In the early 1990s Cathy Steffan, Anne Szyjka, and I had a public access cable TV program in Buffalo, the Studio of the Streets. Every week the Studio of the Streets waited on the steps of City Hall and asked every approachable passerby (remember, Buffalo is no metropolis!) if they would speak to our cameras. Then we provided these persons with a channel for their voices. Our moderation style was consciously designed to open people’s options for speaking about the social and economic issues they saw and faced. We soon wondered why some people would speak out freely and others would not. Was it a matter of race? -because there were many more black than white respondents. Was it a matter of free time? -because some people seemed in too much of a hurry to speak with us. Was it a matter of personality, embarrassment, or privacy? Apparently not; we spoke openly with people who were just out of jail, who had disabilities, or who were visibly shy. Finally we realized that most of the voices we were giving free access had no “responsible” jobs.
Then what about me? What about Professor Saskia Sassens? What about artists? Are we at war with our own job economy? As academics, and especially as professors with tenure, we are apparently paid precisely to speak out freely. And artists? –artists’ often unruly and precarious lives position them at the fringe of the job economy. We might then expect that in the warfare of annexpression the most successful artists would be less controlled in their social and economic expression than the ones who can’t make a living by their art, and have to find meaningless jobs. But here too there is a ragged edge across the battlefield. Artists and scholars can indeed (at least occasionally) assail the hegemonic social and economic systems, and become iconic as exponents of such views within their circle of cultural influence, but few artists range outside this circle, as those behind the Survivaball actions have earlier this week.
Like the present convocation, and like the Survivaball events, and like the Studio of the Streets, the exploration of annexpression is most readily mapped onto urban space. Why is this? Diana Crane once suggested that urban density itself gives rise to, or at least abets, cultural ferment: that a certain population density, a kind of critical mass, is needed to support the local networking that is intrinsic to cultural motility. That was back in the day of public access cable TV, back in the day before internet communications, back in the day before alternative cultural formations could be articulated without geographic localism.

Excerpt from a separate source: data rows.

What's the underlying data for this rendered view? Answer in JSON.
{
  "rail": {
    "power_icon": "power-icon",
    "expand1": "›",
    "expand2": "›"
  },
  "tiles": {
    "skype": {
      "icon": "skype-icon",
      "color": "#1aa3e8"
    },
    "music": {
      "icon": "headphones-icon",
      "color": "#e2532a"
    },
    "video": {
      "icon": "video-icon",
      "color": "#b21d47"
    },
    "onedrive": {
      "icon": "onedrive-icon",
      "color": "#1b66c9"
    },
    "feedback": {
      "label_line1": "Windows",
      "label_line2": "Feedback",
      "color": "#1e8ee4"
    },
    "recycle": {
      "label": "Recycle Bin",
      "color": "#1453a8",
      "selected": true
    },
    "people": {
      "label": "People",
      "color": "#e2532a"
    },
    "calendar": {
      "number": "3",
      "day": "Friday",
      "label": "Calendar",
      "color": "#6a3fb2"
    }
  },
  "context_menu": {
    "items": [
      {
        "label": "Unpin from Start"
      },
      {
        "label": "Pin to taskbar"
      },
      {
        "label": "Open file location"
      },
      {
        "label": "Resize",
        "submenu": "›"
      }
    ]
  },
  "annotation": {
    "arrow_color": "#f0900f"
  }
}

But globalization and the job economy have become coincident developments, as the front in the unannounced war on annexpression has deviously infiltrated new urbanities.
The Dictionary of War can’t map the social and economic fissures around and within us without itself embodying these contradictions. We are annexpressed at the margins of the discourse we embody, here and today.